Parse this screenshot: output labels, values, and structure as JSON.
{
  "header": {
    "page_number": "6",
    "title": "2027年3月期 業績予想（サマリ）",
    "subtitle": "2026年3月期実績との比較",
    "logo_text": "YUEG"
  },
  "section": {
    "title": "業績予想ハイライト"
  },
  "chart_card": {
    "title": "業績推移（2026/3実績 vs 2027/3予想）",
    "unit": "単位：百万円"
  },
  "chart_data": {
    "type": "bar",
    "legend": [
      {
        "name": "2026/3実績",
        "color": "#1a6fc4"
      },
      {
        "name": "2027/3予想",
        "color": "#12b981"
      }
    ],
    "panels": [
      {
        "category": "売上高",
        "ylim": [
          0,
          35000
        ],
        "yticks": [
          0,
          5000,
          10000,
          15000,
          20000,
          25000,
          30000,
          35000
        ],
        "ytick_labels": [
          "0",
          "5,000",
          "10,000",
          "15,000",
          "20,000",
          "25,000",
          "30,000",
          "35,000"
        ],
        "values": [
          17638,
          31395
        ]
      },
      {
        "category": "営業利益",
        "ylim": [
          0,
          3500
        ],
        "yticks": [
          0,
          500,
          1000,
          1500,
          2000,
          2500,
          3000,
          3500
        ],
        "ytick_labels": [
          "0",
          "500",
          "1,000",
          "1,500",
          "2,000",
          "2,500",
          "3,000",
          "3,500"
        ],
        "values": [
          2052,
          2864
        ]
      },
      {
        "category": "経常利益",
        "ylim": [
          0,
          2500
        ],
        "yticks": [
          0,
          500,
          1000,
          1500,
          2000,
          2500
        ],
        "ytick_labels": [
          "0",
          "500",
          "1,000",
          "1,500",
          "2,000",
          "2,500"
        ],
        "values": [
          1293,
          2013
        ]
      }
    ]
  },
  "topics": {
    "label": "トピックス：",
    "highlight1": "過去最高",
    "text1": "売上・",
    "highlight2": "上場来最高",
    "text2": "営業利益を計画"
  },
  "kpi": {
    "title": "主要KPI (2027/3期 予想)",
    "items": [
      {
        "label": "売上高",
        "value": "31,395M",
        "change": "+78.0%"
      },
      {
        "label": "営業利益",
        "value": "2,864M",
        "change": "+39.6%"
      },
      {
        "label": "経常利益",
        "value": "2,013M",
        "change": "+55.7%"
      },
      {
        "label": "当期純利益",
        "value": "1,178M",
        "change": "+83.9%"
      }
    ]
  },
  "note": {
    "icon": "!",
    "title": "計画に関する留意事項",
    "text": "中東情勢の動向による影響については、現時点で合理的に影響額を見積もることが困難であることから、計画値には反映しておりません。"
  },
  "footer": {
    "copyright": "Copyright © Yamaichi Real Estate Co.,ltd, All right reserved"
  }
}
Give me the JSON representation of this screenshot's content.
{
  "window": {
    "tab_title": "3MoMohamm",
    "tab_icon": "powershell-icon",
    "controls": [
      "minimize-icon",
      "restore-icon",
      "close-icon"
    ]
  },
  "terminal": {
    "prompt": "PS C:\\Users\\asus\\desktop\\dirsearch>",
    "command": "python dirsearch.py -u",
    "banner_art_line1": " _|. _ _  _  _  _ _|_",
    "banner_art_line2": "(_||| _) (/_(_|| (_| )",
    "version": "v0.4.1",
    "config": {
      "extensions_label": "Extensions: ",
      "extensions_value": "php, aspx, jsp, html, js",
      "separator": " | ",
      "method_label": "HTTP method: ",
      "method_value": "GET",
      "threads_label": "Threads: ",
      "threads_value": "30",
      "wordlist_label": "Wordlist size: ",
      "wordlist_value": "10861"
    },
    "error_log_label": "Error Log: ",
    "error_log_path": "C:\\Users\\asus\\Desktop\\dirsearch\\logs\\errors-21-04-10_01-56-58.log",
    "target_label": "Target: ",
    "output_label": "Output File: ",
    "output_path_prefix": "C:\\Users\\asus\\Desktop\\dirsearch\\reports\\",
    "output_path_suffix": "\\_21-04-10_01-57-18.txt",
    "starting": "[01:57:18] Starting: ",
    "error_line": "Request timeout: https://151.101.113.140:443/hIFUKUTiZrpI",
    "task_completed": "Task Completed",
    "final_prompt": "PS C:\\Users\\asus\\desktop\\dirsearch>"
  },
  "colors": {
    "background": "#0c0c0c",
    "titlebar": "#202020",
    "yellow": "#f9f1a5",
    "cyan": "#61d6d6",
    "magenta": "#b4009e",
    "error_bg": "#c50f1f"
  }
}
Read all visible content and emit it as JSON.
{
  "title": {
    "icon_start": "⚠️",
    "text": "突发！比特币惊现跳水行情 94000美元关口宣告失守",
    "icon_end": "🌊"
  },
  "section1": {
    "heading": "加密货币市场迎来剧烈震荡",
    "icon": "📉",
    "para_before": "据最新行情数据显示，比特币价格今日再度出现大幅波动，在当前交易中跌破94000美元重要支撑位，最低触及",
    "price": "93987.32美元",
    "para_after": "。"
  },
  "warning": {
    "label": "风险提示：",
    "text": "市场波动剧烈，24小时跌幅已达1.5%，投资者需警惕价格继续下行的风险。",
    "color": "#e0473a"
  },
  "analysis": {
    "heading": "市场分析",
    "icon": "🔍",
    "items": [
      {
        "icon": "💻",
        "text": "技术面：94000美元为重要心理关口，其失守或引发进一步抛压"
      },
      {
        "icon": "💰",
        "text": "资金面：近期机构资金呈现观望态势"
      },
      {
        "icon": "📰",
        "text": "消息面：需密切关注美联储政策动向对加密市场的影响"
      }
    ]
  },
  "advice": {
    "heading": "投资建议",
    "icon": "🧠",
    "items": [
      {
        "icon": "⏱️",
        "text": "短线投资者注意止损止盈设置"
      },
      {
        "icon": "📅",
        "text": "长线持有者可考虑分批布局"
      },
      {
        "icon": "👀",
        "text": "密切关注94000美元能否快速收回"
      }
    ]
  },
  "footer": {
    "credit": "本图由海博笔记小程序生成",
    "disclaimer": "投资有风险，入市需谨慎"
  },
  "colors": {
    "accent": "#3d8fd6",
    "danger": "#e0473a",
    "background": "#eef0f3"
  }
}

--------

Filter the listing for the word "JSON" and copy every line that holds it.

▸ Written solution:
Parse this screenshot: output labels, values, and structure as JSON.
Give me the JSON representation of this screenshot's content.
Read all visible content and emit it as JSON.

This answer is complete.